This is my second Project366 and I have to say it’s going to be my last one. In my earlier, more adventurous times, the challenge of a photograph every day seemed like a good learning opportunity and a project kept me personally accountable. I was also committed to others who follow along on Flickr where I chose to share my project. It was a good learning experience, my skills have definitely grown and I’ve matured as a photographer in many ways. I’m increasingly selective in the shots I take but with a Project366, not as selective as I intend to be after the end of the year.
Taking the shot that I know works is becoming increasingly hard. My standards have elevated and are not nearly as low as they were when I began my first Project366 in 2010. Back then, one of my shots was of an empty “Good & Plenty bag on the sidewalk…yikes! I look back on that shot which is still up on Flickr with horror and wonder now what I was thinking.
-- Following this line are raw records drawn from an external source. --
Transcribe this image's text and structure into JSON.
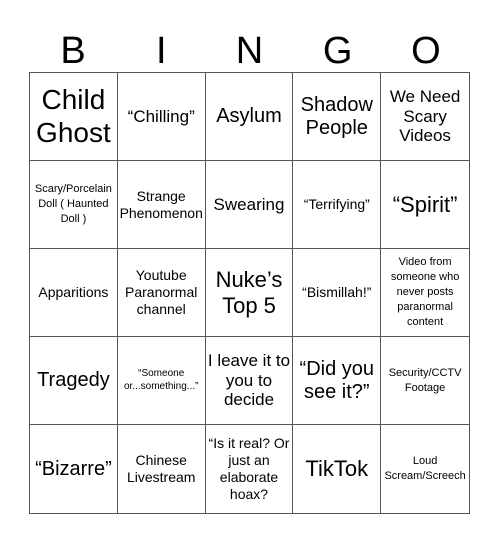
{
  "header": [
    "B",
    "I",
    "N",
    "G",
    "O"
  ],
  "cells": [
    "Child Ghost",
    "“Chilling”",
    "Asylum",
    "Shadow People",
    "We Need Scary Videos",
    "Scary/Porcelain Doll ( Haunted Doll )",
    "Strange Phenomenon",
    "Swearing",
    "“Terrifying”",
    "“Spirit”",
    "Apparitions",
    "Youtube Paranormal channel",
    "Nuke’s Top 5",
    "“Bismillah!”",
    "Video from someone who never posts paranormal content",
    "Tragedy",
    "“Someone or...something...”",
    "I leave it to you to decide",
    "“Did you see it?”",
    "Security/CCTV Footage",
    "“Bizarre”",
    "Chinese Livestream",
    "“Is it real? Or just an elaborate hoax?",
    "TikTok",
    "Loud Scream/Screech"
  ]
}
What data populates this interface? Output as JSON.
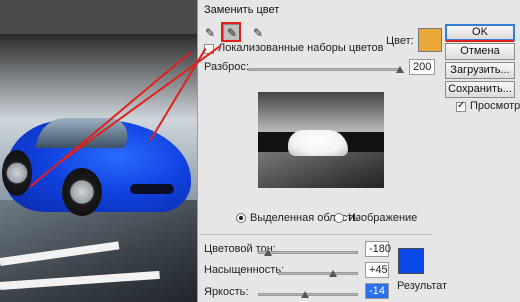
{
  "window": {
    "title": "Заменить цвет"
  },
  "tools": {
    "names": [
      "eyedropper-icon",
      "eyedropper-plus-icon",
      "eyedropper-minus-icon"
    ]
  },
  "localized": {
    "label": "Локализованные наборы цветов",
    "checked": false
  },
  "color": {
    "label": "Цвет:",
    "value": "#e8a83a"
  },
  "fuzziness": {
    "label": "Разброс:",
    "value": "200"
  },
  "view": {
    "option_selection": "Выделенная область",
    "option_image": "Изображение",
    "selected": "selection"
  },
  "hue": {
    "label": "Цветовой тон:",
    "value": "-180"
  },
  "saturation": {
    "label": "Насыщенность:",
    "value": "+45"
  },
  "lightness": {
    "label": "Яркость:",
    "value": "-14"
  },
  "result": {
    "label": "Результат",
    "value": "#0a47e8"
  },
  "buttons": {
    "ok": "OK",
    "cancel": "Отмена",
    "load": "Загрузить...",
    "save": "Сохранить..."
  },
  "preview_option": {
    "label": "Просмотр",
    "checked": true
  },
  "accent": {
    "annotation": "#e0201c",
    "focus": "#3a7bd5"
  }
}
While, I’d never consider a shot like that now, I still need to grab a photograph every day. The pressure to deliver is constant. There’s almost not an hour in my day that I don’t think about what great shot might be possible with the time remaining. My perspective is all wrong though. My job has to come first and when I can the daily shot rises to the top. The problem is that many of us have high pressure job responsibilities narrowing our opportunity to shoot. It really sounds like whining and a lame excuse doesn’t it? Well it is and it isn’t. The reality of making sure my non photography related responsibilities are done completely and to the best of my ability leaves my passion for photography on the curb for most of the day.
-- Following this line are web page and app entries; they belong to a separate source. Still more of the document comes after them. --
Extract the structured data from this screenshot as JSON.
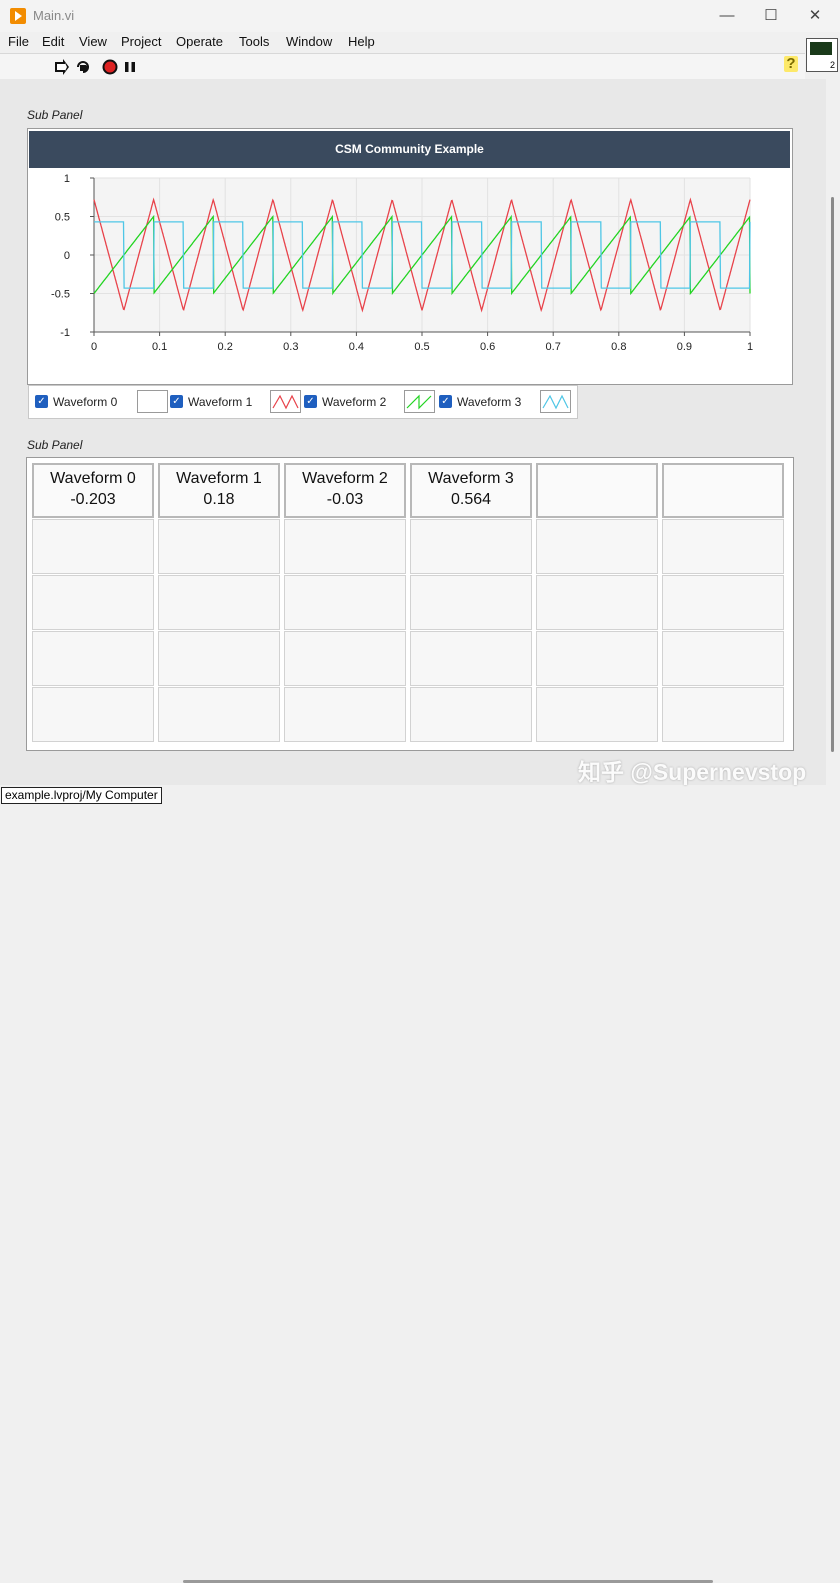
{
  "window": {
    "title": "Main.vi",
    "minimize": "—",
    "maximize": "☐",
    "close": "✕"
  },
  "menu": [
    "File",
    "Edit",
    "View",
    "Project",
    "Operate",
    "Tools",
    "Window",
    "Help"
  ],
  "toolbar": {
    "icons": [
      "run-arrow-icon",
      "run-continuous-icon",
      "abort-icon",
      "pause-icon"
    ],
    "help_icon": "?",
    "vi_icon_number": "2"
  },
  "sections": {
    "chart_label": "Sub Panel",
    "table_label": "Sub Panel"
  },
  "chart_header": "CSM Community Example",
  "legend": [
    {
      "name": "Waveform 0",
      "color": "#ffffff"
    },
    {
      "name": "Waveform 1",
      "color": "#e8424a"
    },
    {
      "name": "Waveform 2",
      "color": "#22d422"
    },
    {
      "name": "Waveform 3",
      "color": "#4ec6e6"
    }
  ],
  "chart_data": {
    "type": "line",
    "title": "",
    "xlim": [
      0,
      1
    ],
    "ylim": [
      -1,
      1
    ],
    "x_ticks": [
      "0",
      "0.1",
      "0.2",
      "0.3",
      "0.4",
      "0.5",
      "0.6",
      "0.7",
      "0.8",
      "0.9",
      "1"
    ],
    "y_ticks": [
      "1",
      "0.5",
      "0",
      "-0.5",
      "-1"
    ],
    "grid": true,
    "series": [
      {
        "name": "Waveform 1",
        "color": "#e8424a",
        "shape": "triangle",
        "frequency": 11,
        "amplitude": 0.72
      },
      {
        "name": "Waveform 2",
        "color": "#22d422",
        "shape": "sawtooth",
        "frequency": 11,
        "amplitude": 0.5
      },
      {
        "name": "Waveform 3",
        "color": "#4ec6e6",
        "shape": "square",
        "frequency": 11,
        "amplitude": 0.43
      }
    ]
  },
  "table": {
    "headers": [
      {
        "title": "Waveform 0",
        "value": "-0.203"
      },
      {
        "title": "Waveform 1",
        "value": "0.18"
      },
      {
        "title": "Waveform 2",
        "value": "-0.03"
      },
      {
        "title": "Waveform 3",
        "value": "0.564"
      },
      {
        "title": "",
        "value": ""
      },
      {
        "title": "",
        "value": ""
      }
    ],
    "empty_rows": 4
  },
  "status": {
    "path": "example.lvproj/My Computer"
  },
  "watermark": "知乎 @Supernevstop"
}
So, opportunities for an acceptable contribution to my project are mainly limited to the time I have after work. Generally that’s enough time but it’s still a challenge after a hard day. It’s a daily question as I make my way from the office to the parking garage and consider the commute home. What do I want to shoot to get my daily shot? Where should I go? Do I want to stray off the beaten path for a new and fresh location to shoot. How much time out my way will it be, how many miles? Will there be traffic? With the increasing price of gas I’ve also considered how much it might cost by adding an extra 20 or 30 miles to my trip home.
Now the upside is that I have some decent shots that I wouldn’t otherwise have. The project forces me to shoot and sometimes presents opportunities that wouldn’t otherwise show themselves. The downside, and this is more serious for me now, is that I have had to settle for some photographs that I’m not happy with. Even more chilling, I feel compelled to publish them on Flickr to be accountable to my commitment. While I don’t consider Flickr as my portfolio, I do want to move towards photographs that are more representational of my style which is increasingly social photography in black and white. I also want to put my best work out there all the time now. And that’s the crux, my project photos are not always my best work. If not for the commitment, they wouldn’t be posted.
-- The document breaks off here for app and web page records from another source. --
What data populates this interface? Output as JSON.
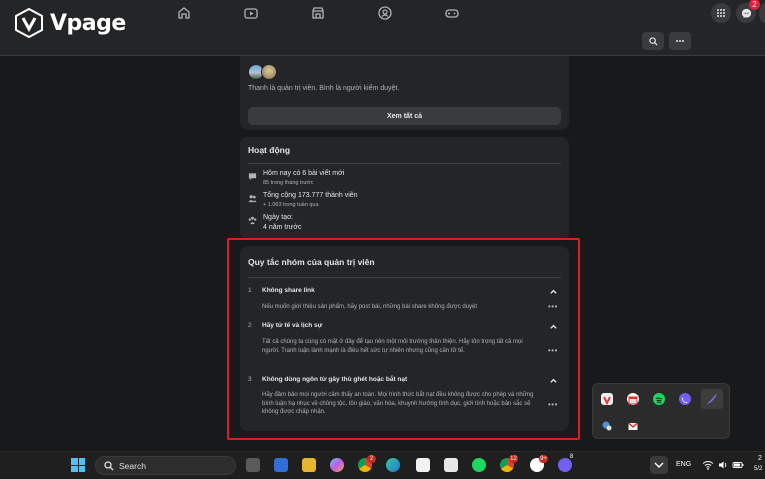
{
  "header": {
    "brand": "Vpage",
    "messenger_badge": "2"
  },
  "admins_card": {
    "text": "Thanh là quản trị viên. Bình là người kiểm duyệt.",
    "see_all_label": "Xem tất cả"
  },
  "activity": {
    "title": "Hoạt động",
    "items": [
      {
        "icon": "post-icon",
        "main": "Hôm nay có 6 bài viết mới",
        "sub": "85 trong tháng trước"
      },
      {
        "icon": "members-icon",
        "main": "Tổng cộng 173.777 thành viên",
        "sub": "+ 1.063 trong tuần qua"
      },
      {
        "icon": "group-icon",
        "main": "Ngày tạo:",
        "sub": "4 năm trước"
      }
    ]
  },
  "rules": {
    "title": "Quy tắc nhóm của quản trị viên",
    "items": [
      {
        "num": "1",
        "title": "Không share link",
        "desc": "Nếu muốn giới thiệu sản phẩm, hãy post bài, những bài share không được duyệt"
      },
      {
        "num": "2",
        "title": "Hãy tử tế và lịch sự",
        "desc": "Tất cả chúng ta cùng có mặt ở đây để tạo nên một môi trường thân thiện. Hãy tôn trọng tất cả mọi người. Tranh luận lành mạnh là điều hết sức tự nhiên nhưng cũng cần tử tế."
      },
      {
        "num": "3",
        "title": "Không dùng ngôn từ gây thù ghét hoặc bắt nạt",
        "desc": "Hãy đảm bảo mọi người cảm thấy an toàn. Mọi hình thức bắt nạt đều không được cho phép và những bình luận hạ nhục về chủng tộc, tôn giáo, văn hóa, khuynh hướng tình dục, giới tính hoặc bản sắc sẽ không được chấp nhận."
      }
    ]
  },
  "taskbar": {
    "search_label": "Search",
    "language": "ENG",
    "chrome_badge": "2",
    "app_badge_1": "12",
    "app_badge_2": "9+",
    "app_badge_3": "8",
    "clock_fragment": "2",
    "date_fragment": "5/2"
  },
  "colors": {
    "background": "#18191a",
    "card": "#242526",
    "highlight_border": "#e01b1b",
    "windows_accent": "#4cc2ff"
  }
}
So, this will be my last Project366. It’s been a great learning experience. I’d recommend it to anyone who wants to shoot lots of photographs every day but needs a bit of a push to get out and do it. For me, I’ve had that experience and it did help to push me along.
My photography will always have room for improvement, I don’t anticipate the learning will ever end. By no means am I at a point where I can say I don’t need to stay sharp by shooting every day. I do. But there are days when my shots are just not good enough to share. But I’ll take a less stressful daily shooting experience and use it to improve my skills, technique and photographs.